Chelsea’s new manager was pleased with the reaction of his side when they went down to 10-men but urged his team to play more

“I saw a lot of positive things about the defensive situation but we must improve when we have the ball because I love to play the ball, but we are improving,” Conte said.

Liverpool’s biggest concern was an injury to Marko Grujic who clashed heads with Bertrand Traore and was taken to hospital.

“The biggest problem for me in this moment is that Marko Grujic is in hospital, because he can’t remember anything. That’s not too cool,” Klopp told the media. “Hopefully it’s not too serious. Injuries after games like this in pre-season is the biggest problem obviously.”

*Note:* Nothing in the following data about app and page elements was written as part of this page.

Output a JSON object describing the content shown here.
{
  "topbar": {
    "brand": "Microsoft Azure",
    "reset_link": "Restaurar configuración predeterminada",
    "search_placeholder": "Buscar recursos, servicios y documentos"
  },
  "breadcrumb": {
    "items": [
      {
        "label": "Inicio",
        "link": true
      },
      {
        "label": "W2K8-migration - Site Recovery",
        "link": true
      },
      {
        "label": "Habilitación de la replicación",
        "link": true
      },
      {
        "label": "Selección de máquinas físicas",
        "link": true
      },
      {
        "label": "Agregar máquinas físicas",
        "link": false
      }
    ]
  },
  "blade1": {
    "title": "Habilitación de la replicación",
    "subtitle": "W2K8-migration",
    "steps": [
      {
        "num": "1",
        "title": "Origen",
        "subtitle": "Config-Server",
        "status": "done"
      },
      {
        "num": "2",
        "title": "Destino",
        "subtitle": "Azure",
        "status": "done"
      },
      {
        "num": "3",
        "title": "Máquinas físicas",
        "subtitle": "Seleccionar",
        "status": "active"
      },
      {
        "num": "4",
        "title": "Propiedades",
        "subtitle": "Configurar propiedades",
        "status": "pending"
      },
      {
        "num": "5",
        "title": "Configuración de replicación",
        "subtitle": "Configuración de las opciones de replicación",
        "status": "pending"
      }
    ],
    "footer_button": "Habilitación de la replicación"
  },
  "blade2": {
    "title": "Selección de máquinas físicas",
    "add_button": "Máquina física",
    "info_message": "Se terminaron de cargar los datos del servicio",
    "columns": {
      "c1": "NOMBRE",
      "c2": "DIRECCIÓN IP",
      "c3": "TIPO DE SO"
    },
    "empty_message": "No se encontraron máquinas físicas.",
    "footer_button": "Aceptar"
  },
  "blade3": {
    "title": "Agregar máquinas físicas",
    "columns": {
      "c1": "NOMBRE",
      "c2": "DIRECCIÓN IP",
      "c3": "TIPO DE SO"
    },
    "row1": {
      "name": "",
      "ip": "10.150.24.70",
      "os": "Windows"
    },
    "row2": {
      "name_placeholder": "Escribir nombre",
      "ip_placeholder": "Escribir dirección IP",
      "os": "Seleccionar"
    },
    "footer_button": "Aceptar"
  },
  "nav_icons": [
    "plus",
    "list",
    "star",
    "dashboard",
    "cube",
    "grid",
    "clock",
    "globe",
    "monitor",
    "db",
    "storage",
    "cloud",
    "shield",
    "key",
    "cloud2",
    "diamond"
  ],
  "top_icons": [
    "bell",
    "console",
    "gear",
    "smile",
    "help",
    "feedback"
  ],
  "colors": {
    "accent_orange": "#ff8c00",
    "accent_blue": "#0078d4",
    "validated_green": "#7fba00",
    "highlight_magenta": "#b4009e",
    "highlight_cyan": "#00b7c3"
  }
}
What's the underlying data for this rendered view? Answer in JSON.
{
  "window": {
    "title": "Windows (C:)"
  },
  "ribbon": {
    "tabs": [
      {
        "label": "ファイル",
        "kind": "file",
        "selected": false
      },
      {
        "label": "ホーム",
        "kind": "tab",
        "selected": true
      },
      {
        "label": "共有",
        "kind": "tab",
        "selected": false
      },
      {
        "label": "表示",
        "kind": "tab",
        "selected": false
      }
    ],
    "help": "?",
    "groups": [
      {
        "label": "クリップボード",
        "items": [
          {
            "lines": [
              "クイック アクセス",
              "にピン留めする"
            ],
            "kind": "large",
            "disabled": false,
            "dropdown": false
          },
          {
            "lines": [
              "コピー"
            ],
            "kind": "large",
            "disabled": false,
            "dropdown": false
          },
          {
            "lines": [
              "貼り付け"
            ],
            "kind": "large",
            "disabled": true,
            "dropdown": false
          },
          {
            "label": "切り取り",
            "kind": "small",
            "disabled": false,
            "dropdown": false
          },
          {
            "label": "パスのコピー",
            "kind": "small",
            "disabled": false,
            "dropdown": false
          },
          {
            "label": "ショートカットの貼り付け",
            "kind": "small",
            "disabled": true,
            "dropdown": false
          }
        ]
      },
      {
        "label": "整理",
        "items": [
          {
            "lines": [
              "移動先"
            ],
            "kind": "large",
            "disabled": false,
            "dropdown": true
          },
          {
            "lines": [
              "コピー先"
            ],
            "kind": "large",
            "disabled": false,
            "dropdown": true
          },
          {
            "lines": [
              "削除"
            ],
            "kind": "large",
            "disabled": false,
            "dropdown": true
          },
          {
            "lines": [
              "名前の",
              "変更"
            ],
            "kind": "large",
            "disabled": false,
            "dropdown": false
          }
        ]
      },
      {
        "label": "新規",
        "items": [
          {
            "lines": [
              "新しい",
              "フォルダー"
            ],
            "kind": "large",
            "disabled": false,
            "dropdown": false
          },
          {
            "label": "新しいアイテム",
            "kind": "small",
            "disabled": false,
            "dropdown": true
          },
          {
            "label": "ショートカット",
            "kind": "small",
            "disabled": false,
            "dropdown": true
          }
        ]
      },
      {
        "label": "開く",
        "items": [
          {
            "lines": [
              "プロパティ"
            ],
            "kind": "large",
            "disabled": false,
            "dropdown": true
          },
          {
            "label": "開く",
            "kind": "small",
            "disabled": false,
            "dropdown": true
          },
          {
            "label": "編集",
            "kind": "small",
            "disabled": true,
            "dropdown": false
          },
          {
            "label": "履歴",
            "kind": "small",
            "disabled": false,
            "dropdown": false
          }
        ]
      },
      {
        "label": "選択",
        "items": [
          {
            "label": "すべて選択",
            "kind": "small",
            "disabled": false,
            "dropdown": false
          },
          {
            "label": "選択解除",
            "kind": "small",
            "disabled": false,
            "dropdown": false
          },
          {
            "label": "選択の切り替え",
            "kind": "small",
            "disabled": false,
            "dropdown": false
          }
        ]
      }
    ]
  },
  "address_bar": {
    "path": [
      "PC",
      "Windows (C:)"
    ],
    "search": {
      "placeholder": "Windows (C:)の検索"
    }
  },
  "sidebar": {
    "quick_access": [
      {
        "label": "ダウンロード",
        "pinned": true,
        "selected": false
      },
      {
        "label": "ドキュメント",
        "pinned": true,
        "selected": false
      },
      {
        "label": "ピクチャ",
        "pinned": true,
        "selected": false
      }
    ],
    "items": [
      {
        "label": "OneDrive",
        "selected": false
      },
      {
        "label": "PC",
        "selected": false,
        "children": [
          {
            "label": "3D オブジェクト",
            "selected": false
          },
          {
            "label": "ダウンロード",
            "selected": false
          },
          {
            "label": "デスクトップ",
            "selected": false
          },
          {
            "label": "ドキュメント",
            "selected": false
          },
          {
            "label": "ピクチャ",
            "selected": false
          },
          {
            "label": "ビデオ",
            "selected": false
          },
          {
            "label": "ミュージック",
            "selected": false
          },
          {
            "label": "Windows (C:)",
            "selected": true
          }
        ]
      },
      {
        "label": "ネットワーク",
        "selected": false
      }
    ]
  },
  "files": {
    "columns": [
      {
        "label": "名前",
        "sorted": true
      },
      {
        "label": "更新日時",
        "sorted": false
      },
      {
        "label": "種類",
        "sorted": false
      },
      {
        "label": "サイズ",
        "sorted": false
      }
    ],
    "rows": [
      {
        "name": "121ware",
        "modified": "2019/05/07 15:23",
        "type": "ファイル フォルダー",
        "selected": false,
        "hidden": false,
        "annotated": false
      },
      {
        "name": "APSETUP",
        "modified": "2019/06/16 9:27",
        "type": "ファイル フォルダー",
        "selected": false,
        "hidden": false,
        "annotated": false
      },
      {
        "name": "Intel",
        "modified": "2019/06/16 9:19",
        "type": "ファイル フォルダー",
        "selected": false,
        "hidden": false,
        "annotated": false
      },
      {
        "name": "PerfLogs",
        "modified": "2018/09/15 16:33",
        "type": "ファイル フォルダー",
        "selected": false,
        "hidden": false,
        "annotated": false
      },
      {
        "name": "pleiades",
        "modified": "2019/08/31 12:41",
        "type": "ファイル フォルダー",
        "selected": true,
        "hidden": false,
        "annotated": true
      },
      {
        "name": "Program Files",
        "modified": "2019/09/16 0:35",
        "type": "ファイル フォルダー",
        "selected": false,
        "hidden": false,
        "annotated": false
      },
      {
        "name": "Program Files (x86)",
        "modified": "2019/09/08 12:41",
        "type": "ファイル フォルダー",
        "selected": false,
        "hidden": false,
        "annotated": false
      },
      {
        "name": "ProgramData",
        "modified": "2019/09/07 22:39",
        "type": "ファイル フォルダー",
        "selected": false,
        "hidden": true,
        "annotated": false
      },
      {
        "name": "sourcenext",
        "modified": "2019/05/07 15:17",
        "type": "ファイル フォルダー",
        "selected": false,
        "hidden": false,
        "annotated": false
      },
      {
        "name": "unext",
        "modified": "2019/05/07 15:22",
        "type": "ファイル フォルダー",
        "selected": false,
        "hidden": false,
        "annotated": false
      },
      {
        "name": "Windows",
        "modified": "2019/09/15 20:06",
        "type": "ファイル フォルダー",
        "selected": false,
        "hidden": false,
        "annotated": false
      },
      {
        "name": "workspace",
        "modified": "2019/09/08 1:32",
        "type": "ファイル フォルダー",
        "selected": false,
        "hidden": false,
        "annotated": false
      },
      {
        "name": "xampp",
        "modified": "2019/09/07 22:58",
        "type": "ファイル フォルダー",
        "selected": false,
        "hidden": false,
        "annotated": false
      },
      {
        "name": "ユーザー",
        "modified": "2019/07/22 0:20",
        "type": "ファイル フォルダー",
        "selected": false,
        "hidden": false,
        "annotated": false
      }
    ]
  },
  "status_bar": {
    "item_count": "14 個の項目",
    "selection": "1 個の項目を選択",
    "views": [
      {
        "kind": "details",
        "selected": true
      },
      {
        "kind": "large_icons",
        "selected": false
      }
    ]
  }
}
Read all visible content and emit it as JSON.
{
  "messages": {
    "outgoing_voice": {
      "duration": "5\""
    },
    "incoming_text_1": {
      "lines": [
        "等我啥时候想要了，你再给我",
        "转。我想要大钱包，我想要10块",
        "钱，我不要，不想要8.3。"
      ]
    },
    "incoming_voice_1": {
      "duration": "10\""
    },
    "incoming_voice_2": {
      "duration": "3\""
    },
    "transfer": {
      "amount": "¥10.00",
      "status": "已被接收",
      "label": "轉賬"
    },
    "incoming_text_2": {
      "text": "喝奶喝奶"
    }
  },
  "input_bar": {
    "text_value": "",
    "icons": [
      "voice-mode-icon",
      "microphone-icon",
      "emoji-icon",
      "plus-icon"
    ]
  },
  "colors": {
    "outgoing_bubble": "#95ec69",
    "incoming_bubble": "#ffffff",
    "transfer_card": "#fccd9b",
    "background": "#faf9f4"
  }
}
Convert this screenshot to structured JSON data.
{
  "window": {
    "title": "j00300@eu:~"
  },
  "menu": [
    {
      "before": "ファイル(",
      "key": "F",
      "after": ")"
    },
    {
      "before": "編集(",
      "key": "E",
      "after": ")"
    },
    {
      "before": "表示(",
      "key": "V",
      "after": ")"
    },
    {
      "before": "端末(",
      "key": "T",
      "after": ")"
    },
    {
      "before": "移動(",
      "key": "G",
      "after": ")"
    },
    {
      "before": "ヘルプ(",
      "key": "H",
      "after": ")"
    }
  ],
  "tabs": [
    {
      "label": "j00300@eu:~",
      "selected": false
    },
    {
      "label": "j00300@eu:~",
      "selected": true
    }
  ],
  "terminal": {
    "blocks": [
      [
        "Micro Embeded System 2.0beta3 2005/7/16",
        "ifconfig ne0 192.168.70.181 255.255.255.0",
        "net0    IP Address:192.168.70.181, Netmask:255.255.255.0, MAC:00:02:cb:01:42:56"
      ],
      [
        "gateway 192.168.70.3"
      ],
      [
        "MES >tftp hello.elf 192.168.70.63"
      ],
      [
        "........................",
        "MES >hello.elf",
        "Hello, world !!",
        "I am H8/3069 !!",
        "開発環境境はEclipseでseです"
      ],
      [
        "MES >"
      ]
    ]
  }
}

Liverpool now head to Santa Clara, Calif. to play against AC Milan on Saturday before flying to St. Louis and playing AS Roma on Aug. 1 on their way back to England. Chelsea will fly to Michigan as they take on Real Madrid at “The Big House” on Saturday.